_AVAILABLE DATA_.
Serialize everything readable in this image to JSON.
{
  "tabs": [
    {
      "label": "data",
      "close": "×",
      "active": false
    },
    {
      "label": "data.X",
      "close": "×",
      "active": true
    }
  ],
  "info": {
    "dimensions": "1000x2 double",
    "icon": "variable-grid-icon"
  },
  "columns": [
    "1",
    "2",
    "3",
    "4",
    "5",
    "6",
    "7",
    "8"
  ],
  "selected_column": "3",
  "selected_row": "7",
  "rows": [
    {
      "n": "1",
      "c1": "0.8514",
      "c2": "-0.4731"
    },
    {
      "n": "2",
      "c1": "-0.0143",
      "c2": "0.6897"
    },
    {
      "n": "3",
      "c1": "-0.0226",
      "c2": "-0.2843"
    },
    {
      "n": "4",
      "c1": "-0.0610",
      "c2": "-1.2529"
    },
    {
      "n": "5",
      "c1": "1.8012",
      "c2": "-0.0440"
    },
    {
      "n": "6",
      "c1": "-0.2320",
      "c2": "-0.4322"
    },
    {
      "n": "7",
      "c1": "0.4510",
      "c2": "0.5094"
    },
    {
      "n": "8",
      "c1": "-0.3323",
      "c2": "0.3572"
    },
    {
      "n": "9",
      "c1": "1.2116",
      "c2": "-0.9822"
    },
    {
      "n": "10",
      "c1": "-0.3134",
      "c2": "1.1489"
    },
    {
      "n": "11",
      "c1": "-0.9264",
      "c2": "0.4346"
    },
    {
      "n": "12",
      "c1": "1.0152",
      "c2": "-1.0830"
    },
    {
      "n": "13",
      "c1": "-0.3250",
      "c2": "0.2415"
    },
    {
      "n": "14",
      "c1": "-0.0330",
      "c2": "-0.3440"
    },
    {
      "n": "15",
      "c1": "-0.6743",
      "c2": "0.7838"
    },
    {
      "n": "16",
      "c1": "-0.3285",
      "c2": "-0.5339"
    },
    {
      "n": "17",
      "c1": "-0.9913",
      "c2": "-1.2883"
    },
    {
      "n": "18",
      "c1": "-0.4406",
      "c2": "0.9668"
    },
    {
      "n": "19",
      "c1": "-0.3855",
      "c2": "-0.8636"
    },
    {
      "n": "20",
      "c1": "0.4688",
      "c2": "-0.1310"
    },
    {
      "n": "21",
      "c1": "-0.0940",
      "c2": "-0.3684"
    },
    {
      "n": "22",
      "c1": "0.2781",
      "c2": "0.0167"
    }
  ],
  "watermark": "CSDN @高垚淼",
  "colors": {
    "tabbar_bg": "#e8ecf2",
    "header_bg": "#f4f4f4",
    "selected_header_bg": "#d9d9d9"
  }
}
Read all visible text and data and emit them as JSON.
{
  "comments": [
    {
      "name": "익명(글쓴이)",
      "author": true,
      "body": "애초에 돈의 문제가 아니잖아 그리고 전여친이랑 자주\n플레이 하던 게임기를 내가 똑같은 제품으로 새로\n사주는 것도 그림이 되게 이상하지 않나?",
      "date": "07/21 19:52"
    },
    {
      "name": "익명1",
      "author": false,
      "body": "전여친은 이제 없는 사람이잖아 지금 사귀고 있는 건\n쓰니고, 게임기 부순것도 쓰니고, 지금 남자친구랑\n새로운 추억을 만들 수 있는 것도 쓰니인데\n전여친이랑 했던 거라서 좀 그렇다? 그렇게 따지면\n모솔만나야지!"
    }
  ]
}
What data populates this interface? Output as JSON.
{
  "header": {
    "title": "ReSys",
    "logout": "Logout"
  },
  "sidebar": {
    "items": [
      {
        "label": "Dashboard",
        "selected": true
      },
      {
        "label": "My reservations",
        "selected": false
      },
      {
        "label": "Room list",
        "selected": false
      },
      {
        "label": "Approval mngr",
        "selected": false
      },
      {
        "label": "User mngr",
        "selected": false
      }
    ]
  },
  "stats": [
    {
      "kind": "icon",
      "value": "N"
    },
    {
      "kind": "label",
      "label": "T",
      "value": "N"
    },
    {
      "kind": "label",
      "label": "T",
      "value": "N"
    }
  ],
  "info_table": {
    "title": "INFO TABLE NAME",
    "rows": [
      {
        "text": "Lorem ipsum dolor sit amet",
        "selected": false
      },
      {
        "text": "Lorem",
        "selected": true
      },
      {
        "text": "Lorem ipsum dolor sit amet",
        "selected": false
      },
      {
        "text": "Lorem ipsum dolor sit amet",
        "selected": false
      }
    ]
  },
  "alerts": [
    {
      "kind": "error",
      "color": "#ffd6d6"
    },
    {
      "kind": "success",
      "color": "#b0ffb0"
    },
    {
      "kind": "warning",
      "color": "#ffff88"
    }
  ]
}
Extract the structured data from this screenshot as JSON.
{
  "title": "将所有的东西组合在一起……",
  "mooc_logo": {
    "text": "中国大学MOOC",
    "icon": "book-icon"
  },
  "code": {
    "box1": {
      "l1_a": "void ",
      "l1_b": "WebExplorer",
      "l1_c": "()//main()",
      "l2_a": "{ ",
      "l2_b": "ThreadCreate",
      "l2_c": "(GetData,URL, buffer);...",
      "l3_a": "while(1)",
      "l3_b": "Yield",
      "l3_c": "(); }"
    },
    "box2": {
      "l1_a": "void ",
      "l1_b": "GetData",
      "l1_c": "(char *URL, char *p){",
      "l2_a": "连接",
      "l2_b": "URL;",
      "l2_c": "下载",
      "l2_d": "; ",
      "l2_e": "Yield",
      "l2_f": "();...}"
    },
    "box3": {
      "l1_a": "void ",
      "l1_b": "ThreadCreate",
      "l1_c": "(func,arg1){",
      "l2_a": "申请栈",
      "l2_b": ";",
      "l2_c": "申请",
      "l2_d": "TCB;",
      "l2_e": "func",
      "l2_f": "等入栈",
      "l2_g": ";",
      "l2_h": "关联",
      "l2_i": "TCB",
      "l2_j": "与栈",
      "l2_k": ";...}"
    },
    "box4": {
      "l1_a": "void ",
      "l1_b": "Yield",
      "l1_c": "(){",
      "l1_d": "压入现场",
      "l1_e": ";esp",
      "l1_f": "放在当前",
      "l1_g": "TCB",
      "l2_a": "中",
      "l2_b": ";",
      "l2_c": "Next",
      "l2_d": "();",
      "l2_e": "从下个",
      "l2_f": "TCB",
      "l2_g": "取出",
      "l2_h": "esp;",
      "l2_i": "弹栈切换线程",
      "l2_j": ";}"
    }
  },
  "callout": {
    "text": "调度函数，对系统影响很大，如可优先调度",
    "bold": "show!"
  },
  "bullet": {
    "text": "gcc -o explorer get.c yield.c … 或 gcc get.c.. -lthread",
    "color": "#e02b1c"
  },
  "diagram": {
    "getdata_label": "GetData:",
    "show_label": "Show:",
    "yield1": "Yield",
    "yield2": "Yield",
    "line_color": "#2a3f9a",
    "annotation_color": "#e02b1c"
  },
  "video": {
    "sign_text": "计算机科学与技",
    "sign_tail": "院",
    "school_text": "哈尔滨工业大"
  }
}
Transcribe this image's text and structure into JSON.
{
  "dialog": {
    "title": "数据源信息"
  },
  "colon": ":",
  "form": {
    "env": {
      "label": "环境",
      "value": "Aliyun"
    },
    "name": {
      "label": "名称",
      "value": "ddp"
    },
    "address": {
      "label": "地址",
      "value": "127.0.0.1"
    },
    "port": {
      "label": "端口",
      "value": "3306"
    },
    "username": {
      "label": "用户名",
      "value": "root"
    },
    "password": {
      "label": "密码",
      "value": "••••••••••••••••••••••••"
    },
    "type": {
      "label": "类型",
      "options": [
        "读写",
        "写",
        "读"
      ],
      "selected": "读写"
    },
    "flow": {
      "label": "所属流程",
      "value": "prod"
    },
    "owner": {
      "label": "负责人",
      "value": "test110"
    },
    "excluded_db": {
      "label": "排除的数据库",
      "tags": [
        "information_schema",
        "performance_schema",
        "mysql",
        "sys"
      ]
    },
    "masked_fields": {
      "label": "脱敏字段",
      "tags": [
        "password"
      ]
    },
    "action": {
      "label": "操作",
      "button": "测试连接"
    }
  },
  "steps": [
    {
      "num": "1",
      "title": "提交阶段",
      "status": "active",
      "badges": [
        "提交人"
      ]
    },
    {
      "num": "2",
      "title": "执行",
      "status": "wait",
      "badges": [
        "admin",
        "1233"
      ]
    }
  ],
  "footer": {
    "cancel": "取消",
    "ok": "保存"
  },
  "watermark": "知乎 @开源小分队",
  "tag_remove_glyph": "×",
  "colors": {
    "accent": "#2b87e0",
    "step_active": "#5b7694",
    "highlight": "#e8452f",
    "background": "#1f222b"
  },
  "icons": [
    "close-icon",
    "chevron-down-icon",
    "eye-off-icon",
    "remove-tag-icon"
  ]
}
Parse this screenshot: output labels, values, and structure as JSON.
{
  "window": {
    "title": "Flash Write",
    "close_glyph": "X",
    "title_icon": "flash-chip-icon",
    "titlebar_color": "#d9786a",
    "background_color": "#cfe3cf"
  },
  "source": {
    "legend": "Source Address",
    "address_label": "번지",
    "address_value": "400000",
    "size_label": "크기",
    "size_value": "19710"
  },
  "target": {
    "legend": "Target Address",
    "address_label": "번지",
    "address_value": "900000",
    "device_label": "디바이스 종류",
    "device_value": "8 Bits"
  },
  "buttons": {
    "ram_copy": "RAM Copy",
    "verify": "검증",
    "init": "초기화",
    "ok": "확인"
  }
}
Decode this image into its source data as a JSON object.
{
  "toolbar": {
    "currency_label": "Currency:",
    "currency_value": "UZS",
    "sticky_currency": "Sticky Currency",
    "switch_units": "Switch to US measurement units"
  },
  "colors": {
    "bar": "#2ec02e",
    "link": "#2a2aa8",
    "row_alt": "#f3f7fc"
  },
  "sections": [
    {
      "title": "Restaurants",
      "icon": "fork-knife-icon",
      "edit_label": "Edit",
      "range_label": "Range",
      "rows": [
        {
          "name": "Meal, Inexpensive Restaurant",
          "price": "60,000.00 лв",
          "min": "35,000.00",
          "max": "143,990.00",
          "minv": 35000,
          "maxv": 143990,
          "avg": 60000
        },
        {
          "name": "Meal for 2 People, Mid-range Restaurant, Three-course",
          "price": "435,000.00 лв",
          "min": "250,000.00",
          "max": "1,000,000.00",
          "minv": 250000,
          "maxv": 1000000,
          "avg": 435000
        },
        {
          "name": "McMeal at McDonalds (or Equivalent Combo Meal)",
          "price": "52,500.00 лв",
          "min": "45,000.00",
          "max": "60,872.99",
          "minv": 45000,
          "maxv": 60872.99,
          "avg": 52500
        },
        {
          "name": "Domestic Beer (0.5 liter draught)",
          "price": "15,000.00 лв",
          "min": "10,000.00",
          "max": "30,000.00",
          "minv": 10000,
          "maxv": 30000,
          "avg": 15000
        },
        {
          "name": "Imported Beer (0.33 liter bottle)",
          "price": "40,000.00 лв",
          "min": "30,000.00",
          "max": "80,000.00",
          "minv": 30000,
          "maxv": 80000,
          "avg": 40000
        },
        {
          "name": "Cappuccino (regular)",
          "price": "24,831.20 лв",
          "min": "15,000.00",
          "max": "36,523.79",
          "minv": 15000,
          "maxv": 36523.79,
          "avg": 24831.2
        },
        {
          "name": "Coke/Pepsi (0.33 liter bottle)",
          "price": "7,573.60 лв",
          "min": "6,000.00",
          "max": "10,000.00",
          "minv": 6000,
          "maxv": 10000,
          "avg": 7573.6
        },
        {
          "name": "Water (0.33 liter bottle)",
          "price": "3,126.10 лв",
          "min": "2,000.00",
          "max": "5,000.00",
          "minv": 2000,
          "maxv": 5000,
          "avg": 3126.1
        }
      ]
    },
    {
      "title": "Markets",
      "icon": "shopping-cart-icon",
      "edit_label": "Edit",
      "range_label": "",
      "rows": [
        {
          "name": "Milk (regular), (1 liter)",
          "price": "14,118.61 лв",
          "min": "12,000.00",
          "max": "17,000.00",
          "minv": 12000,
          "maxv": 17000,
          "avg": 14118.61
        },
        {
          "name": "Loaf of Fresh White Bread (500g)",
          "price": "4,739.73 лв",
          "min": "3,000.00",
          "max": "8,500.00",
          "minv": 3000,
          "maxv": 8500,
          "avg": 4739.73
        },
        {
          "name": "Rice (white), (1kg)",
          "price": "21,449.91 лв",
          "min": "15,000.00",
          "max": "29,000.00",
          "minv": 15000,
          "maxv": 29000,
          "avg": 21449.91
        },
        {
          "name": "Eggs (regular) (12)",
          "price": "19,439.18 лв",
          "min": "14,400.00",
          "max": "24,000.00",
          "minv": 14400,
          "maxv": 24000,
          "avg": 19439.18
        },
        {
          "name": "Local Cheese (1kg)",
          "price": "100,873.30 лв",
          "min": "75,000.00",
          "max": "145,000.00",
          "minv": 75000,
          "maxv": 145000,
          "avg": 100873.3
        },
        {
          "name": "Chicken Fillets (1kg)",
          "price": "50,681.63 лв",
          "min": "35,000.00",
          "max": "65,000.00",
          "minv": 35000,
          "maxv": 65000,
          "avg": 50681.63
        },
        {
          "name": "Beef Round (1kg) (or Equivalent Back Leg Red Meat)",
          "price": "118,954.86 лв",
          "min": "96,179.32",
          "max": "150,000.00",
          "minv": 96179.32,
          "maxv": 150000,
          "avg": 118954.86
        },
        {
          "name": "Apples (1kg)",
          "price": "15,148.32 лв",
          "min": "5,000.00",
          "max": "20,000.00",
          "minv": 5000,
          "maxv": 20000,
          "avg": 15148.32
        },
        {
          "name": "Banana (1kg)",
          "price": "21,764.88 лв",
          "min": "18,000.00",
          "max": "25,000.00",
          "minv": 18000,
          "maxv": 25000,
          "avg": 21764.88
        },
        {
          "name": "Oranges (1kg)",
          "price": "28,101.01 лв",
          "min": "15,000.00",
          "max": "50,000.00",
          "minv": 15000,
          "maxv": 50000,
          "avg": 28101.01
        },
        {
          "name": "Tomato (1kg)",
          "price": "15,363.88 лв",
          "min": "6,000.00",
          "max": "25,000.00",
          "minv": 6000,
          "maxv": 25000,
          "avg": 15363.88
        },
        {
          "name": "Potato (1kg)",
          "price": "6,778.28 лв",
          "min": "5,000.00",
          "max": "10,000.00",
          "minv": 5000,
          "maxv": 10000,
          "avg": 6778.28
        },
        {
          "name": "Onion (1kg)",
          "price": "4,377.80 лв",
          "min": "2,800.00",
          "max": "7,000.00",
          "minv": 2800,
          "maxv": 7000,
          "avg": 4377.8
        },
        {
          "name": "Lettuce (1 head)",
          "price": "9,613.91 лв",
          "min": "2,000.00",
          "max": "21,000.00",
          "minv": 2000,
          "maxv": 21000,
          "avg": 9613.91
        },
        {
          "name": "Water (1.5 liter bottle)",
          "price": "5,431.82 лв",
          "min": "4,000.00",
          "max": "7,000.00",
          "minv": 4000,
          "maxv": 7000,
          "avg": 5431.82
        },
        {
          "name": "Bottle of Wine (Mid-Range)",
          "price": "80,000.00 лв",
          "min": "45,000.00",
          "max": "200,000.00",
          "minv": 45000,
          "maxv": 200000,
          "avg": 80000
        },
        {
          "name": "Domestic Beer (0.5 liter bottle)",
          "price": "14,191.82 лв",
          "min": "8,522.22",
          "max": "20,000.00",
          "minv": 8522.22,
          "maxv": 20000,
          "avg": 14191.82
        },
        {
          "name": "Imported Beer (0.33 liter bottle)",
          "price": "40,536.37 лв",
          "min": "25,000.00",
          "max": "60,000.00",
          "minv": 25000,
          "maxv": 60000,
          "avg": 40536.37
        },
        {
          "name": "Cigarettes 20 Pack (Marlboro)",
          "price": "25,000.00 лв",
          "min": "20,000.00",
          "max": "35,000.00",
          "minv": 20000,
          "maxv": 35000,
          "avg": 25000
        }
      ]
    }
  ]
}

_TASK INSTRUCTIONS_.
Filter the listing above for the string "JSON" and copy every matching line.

_OUTPUT FOR THIS TASK_.
Serialize everything readable in this image to JSON.
Read all visible text and data and emit them as JSON.
What data populates this interface? Output as JSON.
Extract the structured data from this screenshot as JSON.
Transcribe this image's text and structure into JSON.
Parse this screenshot: output labels, values, and structure as JSON.
Decode this image into its source data as a JSON object.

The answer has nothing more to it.